On a smaller scale, Denham in December 2011 introduced a bill to add 18 acres to Yosemite National Park. As a tactically bipartisan step, he joined the same day with a California Democrat who had a bill to change the 26,000-acre Pinnacles National Monument to a national park. Ultimately, the Pinnacles National Park bill passed the House and Senate, while Denham's Yosemite bill stalled.
For valley lawmakers, as well as others, committee positions will continue to shape priorities and power.
Valadao, for instance, landed a noteworthy appointment to the House Appropriations Committee. Valadao is the panel's only representative from the region between Chico and Bakersfield.

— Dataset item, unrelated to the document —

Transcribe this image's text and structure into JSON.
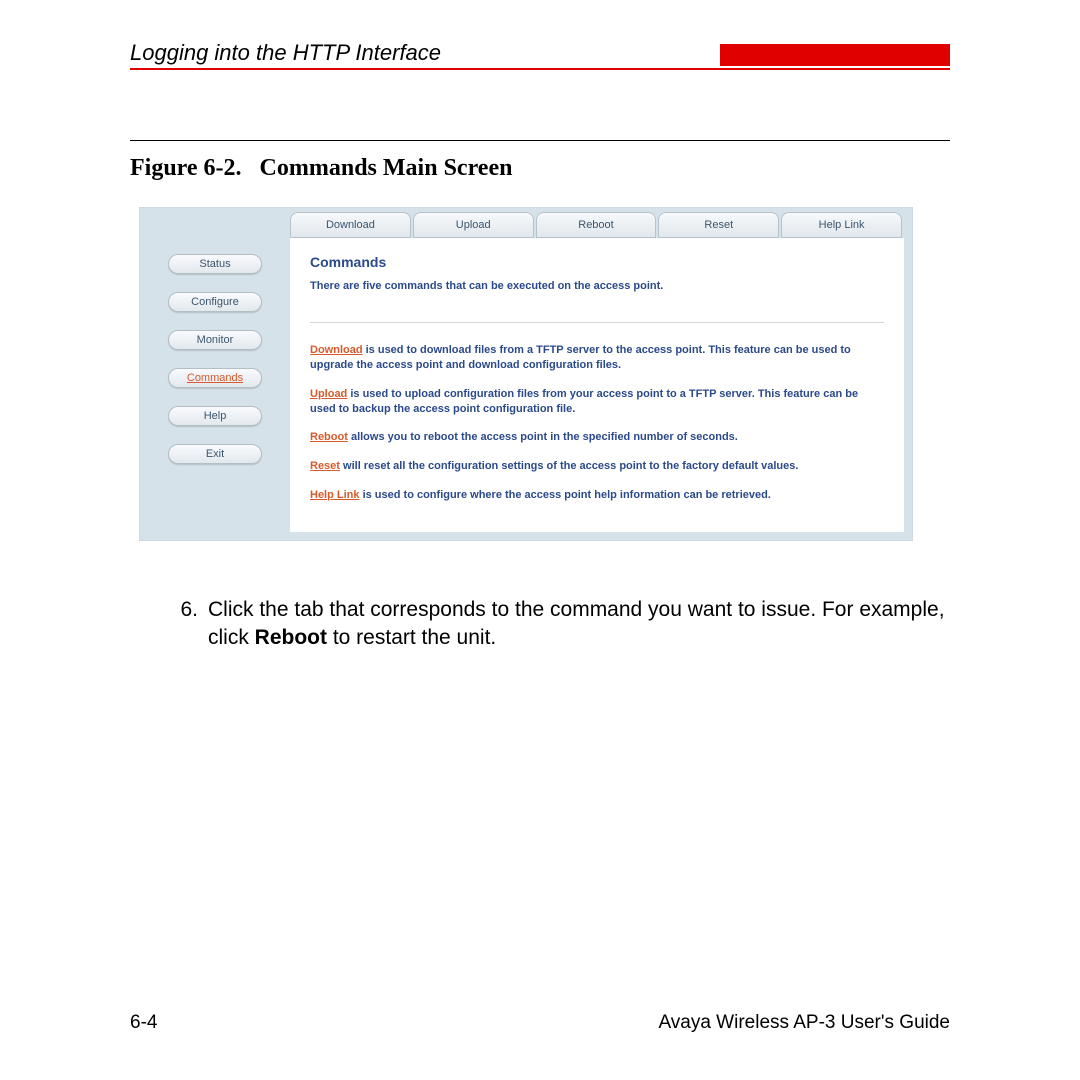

Valadao said he hopes to focus his first legislative initiatives on hydropower and other energy issues. He also cited immigration issues as a priority.
On the tax-writing House Ways and Means Committee, Nunes continues to rise in seniority and has his eye on potential subcommittee chairmanships down the road. Denham, too, is looking at potential chairmanships. One possible opening this year is the subcommittee overseeing railroads, an intriguing position for anyone monitoring California's high-speed rail program.
Minority members, likewise, look to their committee positions. Denham's colleague on the House Agriculture Committee, veteran Rep. Jim Costa, D-Fresno, could become a ranking member on a strong subcommittee, helpful in shaping an overdue new farm bill.
Sun-Star Washington Bureau reporter Michael Doyle can be reached at firstname.lastname@example.org or (202) 383-0006.